(If there’s anything you’re dreaming of for your future, large or small, please obsess over it. Commit to it. Envision it. Inch toward it becoming your reality. As for me, I will use this experience to inspire other parts of my life – like the songs I really want to record and share with you.)
We rolled up here in our new neighborhood in the dark one Tuesday night and we let ourselves into our house which should have been locked, but actually wasn’t, but all’s well that ends well, right. And even though there weren’t any squatters present, when you’ve been on the road for six days and unpack just your air mattresses and realize you’ve forgotten to bring any pillows at all, maybe you feel a little bit like you don’t belong in your own home.
That first night in the house was an emotional ride for me. I was excited, but scared. I couldn’t wait to see our yard in the morning, but after having spent nearly three years living in the middle of a beautiful forest, I was also dreading receiving the visuals on what would now be our only private land and trees. The master bathroom toilet made eerie sounds all night long and I had to readjust back to what it’s like to sleep with the thundering of a train nearby. I tossed and turned and worried about the costs of repairing this place alongside the looming mortgage payments – a brand new reality for us.
But when we woke up (super early, I think it was 4:30 am that first morning and we’re still sort of on EST), I took Ever outside and we explored the yard. It’s big for a city yard at nearly a third of an acre. We discovered rose bushes and admired our towering trees. (I don’t know enough about conifers to identify them yet. Maybe they are Western Hemlock, but maybe they are Western Larch or something else. I’ll figure it out or maybe you’ll let me know.)
Then I put Ever in her stroller and with the mile-away grocery store as our aim, we went for our first paved walk in a long time. There’s a muscle memory for me in walking like that. I lived in New York City for 10 years and for much of that time, I lived nearly a mile from the train and a bit farther than that from the music store where I worked for a couple of years. New York teaches you how to walk as transportation and I’d been out of habit for a few years, but that first day here, with Ever in tow, my body began to remember.
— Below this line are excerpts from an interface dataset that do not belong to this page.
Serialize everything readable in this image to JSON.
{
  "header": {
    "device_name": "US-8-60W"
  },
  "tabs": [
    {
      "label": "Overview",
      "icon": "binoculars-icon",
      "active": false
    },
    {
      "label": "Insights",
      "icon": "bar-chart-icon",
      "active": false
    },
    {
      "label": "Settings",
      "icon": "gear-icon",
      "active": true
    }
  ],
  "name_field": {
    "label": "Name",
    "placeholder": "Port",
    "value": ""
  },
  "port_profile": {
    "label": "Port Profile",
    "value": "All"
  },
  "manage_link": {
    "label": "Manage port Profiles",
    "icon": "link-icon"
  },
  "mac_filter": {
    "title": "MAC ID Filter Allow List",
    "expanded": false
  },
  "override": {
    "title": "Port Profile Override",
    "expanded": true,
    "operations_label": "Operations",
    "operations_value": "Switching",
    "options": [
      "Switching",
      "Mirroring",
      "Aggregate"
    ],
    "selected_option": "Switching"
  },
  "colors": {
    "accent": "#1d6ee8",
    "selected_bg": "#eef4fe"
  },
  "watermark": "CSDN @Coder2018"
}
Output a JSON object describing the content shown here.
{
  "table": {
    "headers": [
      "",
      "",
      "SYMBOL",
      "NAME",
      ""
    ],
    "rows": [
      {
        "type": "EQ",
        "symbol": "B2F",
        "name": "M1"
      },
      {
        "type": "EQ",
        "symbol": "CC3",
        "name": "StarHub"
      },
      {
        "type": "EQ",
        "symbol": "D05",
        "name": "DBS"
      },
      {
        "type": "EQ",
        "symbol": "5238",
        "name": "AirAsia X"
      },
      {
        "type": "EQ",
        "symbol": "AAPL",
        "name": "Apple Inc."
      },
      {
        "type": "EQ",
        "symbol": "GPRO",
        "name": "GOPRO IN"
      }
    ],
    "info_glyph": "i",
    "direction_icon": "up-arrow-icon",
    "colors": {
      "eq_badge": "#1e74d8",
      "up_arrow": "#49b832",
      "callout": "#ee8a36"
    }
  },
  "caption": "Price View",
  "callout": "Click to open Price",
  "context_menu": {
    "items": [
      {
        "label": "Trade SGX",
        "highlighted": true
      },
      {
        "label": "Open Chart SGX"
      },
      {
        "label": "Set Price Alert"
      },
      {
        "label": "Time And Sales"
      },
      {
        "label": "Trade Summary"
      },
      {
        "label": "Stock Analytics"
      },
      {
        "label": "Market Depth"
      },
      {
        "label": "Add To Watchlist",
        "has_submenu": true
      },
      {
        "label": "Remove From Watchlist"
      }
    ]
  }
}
And so we started our process of settling in and now, 26 days later, I feel significantly more adapted and look forward to the deepening adaptation, though we’re not at all “settled in” (we have to mud and prime and paint our walls, we have to tear out all of our carpeting and install new floors, and we can’t really get any furniture until we do these things).
But I’d like to say something to the version of me who first fell in love with this region a decade ago and could never shake the idea of one day planting forever roots here: thank you. Thank you for holding onto the dream. It’s beautiful here. I’ll try my best to build the life here you imagined.
My next post will walk you through our house as it is and our plans for it. Vision with me!